***** Record excerpts

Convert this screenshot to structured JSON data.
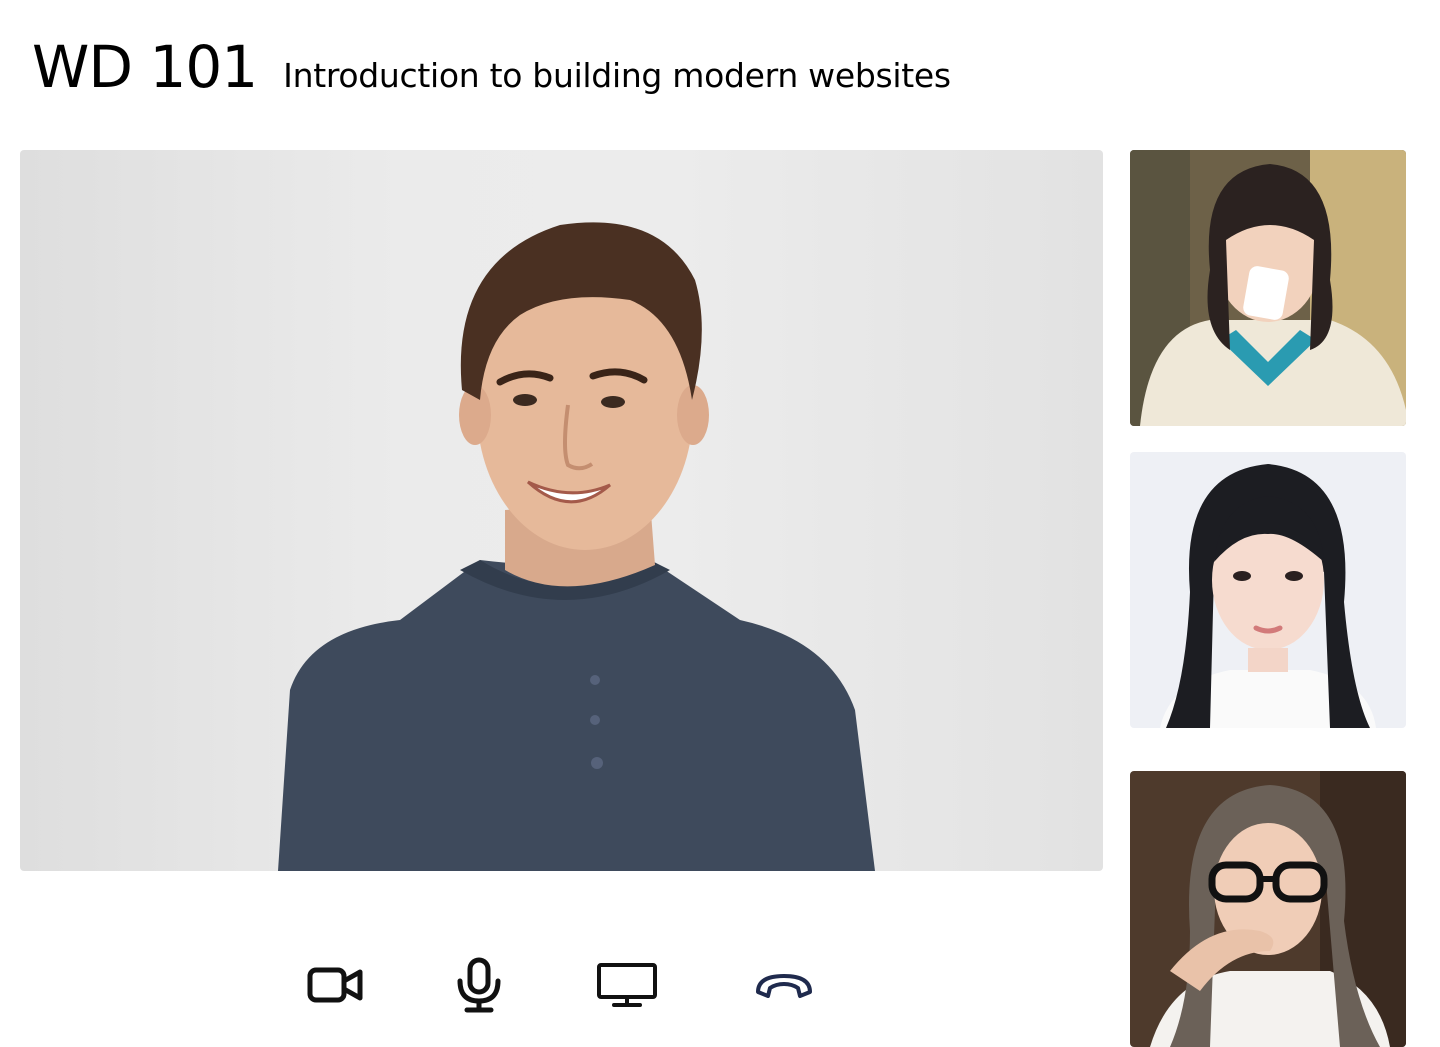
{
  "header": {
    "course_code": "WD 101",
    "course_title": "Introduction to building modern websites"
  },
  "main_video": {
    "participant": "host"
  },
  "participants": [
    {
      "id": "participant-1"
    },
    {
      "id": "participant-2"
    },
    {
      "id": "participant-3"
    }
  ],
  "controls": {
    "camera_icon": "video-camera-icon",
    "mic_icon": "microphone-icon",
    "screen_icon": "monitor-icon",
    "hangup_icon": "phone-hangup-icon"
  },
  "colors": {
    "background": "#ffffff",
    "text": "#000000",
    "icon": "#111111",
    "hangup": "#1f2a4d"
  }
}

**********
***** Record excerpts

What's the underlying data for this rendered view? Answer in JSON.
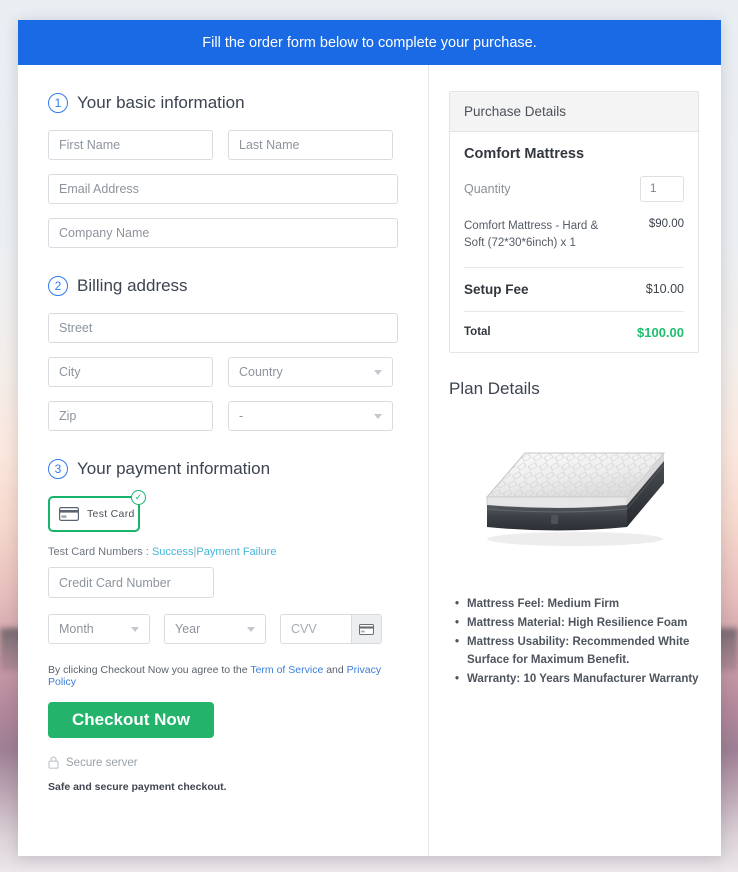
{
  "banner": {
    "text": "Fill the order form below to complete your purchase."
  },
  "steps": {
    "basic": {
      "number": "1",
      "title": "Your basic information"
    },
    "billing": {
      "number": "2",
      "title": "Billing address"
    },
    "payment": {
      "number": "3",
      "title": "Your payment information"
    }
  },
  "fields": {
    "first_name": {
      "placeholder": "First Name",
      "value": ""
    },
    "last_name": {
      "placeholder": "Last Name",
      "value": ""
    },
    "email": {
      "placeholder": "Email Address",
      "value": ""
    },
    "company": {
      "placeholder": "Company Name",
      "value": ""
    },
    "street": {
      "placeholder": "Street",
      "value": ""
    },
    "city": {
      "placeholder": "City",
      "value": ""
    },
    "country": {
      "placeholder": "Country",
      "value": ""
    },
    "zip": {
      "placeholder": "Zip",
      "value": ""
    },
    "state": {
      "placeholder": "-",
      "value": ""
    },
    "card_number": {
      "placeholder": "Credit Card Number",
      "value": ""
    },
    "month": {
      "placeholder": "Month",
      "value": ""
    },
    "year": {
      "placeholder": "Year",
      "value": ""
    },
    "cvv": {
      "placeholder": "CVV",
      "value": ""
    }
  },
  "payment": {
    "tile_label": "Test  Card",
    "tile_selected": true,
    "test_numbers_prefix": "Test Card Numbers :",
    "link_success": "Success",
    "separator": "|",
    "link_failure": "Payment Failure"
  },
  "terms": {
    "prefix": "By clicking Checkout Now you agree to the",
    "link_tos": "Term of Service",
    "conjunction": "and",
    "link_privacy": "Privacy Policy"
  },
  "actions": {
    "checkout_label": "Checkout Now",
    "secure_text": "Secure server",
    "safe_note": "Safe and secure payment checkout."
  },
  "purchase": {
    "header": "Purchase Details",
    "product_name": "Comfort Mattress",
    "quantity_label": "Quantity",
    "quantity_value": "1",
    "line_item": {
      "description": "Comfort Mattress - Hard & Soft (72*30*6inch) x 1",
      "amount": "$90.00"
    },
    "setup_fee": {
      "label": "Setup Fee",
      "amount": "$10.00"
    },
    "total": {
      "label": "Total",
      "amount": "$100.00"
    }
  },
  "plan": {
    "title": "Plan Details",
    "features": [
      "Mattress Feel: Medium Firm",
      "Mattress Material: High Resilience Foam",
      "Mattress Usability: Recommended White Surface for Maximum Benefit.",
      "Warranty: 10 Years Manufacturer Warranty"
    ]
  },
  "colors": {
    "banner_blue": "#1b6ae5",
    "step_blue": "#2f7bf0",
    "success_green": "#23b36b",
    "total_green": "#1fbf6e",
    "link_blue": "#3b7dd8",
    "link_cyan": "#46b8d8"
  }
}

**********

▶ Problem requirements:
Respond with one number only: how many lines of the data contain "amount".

▶ Exercise response:
3